[Opening Recorded data section]
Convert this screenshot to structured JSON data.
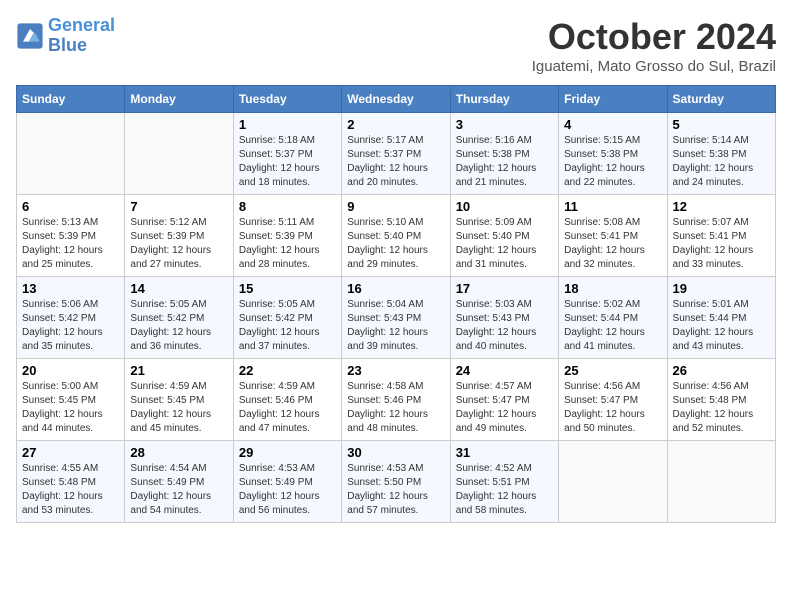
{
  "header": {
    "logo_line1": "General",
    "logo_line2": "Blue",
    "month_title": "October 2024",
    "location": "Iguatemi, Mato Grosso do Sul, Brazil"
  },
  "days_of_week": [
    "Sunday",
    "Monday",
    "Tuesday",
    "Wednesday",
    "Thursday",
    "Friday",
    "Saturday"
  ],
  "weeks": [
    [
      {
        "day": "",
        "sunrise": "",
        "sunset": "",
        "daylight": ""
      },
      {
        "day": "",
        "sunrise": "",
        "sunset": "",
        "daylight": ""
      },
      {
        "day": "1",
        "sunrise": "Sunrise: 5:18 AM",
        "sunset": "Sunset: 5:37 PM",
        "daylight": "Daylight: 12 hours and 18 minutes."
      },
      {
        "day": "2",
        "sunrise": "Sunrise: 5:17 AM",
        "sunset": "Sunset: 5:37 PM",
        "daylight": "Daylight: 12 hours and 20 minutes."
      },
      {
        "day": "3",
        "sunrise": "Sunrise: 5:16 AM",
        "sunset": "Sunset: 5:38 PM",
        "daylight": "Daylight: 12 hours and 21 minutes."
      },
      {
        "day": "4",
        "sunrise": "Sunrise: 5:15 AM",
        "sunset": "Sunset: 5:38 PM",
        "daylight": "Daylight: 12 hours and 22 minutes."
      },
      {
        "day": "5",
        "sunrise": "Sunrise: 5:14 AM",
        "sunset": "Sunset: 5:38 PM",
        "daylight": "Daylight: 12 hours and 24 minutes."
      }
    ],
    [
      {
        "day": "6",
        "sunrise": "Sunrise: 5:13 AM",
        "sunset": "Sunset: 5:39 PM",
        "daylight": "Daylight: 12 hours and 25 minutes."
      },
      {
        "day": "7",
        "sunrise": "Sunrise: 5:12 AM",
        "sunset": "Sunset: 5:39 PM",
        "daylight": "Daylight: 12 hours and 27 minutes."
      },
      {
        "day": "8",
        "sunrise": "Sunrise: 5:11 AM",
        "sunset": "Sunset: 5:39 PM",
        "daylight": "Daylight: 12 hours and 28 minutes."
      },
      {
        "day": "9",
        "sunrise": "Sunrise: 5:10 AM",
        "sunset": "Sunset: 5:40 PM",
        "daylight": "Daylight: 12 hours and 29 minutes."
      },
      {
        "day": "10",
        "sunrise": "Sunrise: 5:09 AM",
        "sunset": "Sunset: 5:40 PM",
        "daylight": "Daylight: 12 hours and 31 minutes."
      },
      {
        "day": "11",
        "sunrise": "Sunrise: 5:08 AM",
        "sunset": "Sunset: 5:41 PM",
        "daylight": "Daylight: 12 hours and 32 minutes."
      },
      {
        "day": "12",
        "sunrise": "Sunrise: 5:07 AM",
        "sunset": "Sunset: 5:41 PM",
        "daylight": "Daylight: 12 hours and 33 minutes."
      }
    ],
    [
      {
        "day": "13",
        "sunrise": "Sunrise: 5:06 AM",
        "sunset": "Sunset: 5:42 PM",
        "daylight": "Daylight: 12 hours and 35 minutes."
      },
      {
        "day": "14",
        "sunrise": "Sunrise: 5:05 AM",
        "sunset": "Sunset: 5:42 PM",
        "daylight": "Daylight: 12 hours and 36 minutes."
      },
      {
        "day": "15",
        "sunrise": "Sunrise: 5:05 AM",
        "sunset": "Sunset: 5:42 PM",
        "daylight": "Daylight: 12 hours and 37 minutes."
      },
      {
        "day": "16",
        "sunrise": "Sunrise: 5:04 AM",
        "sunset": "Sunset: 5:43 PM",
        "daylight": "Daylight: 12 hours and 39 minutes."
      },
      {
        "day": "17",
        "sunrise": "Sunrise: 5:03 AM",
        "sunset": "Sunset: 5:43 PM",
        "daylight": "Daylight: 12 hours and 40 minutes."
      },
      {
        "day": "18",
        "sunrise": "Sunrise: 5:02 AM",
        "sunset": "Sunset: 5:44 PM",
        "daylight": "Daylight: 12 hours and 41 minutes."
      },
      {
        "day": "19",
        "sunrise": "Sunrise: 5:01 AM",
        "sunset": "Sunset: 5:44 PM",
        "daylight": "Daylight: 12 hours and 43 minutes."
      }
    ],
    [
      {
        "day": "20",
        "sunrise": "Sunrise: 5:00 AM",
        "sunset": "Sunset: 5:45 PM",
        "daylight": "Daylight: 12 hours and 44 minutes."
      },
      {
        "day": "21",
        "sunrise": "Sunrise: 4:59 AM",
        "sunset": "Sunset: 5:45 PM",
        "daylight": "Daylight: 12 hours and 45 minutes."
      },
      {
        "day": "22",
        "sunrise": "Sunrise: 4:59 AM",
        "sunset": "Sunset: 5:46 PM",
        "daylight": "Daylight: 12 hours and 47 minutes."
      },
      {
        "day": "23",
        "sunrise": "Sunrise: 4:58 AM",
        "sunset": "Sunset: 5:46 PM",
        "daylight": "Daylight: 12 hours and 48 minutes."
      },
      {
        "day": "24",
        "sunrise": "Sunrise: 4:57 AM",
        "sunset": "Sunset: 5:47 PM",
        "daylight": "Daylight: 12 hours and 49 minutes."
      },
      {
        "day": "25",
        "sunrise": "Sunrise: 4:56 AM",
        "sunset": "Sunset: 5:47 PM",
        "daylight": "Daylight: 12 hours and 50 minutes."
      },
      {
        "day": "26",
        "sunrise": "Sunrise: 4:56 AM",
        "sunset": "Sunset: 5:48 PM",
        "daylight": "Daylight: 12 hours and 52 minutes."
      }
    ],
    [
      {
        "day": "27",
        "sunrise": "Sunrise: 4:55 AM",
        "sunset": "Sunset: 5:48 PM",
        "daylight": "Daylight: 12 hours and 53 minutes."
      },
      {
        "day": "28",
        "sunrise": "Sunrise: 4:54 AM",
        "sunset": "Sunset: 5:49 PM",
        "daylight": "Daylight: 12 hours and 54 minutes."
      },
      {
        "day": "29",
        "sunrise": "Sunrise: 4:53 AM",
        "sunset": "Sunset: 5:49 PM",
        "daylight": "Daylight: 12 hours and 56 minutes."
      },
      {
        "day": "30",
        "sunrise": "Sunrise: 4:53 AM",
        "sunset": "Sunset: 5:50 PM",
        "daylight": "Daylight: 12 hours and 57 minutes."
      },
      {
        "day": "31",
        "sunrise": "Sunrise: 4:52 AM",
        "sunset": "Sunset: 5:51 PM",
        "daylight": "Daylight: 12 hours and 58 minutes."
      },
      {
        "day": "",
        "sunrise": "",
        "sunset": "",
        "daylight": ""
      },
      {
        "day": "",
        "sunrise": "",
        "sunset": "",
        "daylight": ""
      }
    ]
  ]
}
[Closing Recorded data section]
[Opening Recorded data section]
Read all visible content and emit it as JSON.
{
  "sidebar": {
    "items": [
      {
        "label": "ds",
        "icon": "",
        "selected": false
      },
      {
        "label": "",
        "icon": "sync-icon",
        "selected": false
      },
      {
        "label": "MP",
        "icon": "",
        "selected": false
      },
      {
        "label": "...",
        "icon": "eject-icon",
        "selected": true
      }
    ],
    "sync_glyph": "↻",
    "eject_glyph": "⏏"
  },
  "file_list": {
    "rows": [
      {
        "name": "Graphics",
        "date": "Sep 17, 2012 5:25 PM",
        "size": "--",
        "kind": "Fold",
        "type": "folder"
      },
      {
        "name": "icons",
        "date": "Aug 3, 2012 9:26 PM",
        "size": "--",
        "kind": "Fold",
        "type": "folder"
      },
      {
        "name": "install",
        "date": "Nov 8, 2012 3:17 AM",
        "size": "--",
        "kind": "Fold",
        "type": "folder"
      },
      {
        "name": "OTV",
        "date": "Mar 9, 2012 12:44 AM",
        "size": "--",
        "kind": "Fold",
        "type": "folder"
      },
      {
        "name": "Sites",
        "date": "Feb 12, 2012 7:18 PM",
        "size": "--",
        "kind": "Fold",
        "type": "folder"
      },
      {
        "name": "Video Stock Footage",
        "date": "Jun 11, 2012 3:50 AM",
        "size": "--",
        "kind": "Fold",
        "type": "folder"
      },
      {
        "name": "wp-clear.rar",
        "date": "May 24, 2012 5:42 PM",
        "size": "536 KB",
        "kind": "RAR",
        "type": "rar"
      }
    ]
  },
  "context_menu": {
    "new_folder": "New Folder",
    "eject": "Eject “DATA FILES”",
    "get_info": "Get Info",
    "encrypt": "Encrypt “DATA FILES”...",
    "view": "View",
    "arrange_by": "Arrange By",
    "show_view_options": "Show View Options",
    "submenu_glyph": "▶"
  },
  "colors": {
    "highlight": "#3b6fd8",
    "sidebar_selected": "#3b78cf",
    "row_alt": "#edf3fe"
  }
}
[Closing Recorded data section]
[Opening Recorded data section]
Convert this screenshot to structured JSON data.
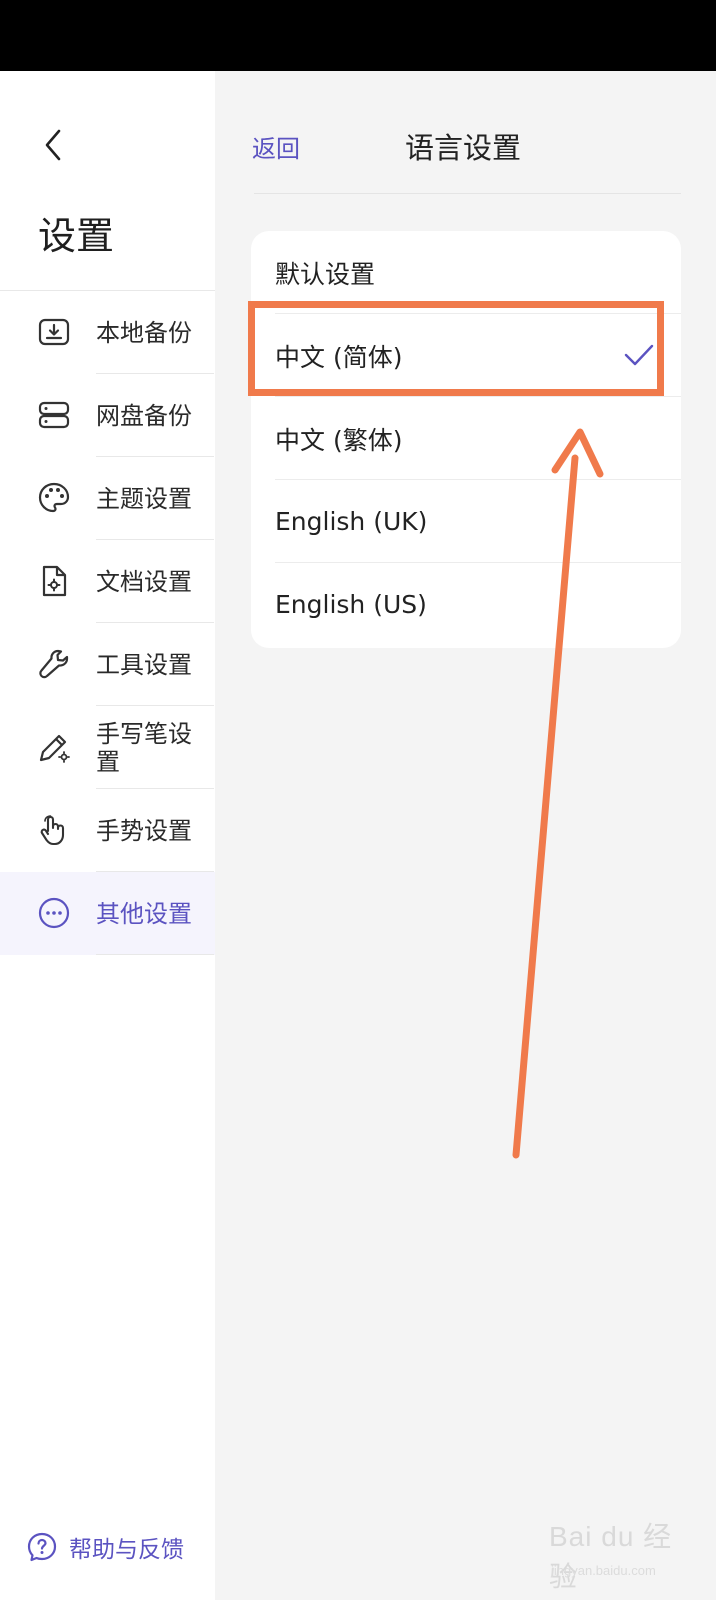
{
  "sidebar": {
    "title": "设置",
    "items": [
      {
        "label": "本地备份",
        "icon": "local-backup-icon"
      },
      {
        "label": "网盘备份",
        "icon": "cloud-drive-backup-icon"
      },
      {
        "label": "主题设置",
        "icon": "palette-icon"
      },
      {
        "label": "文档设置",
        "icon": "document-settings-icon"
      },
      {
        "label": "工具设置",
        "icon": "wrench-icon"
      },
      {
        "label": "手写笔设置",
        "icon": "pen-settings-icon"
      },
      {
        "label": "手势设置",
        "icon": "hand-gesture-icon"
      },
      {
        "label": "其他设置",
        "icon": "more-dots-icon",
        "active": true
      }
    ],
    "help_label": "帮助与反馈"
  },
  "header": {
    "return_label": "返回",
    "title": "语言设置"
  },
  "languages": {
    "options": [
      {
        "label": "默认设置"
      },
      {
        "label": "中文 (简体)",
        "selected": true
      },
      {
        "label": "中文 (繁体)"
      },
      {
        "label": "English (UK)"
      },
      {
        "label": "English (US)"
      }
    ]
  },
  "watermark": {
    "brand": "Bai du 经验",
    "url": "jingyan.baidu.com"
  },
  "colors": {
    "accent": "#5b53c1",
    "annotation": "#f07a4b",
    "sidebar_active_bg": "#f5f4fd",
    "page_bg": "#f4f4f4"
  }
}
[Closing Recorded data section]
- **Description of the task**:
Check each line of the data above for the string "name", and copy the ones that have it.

- **Solved exercise**:
        "name": "Graphics",
        "name": "icons",
        "name": "install",
        "name": "OTV",
        "name": "Sites",
        "name": "Video Stock Footage",
        "name": "wp-clear.rar",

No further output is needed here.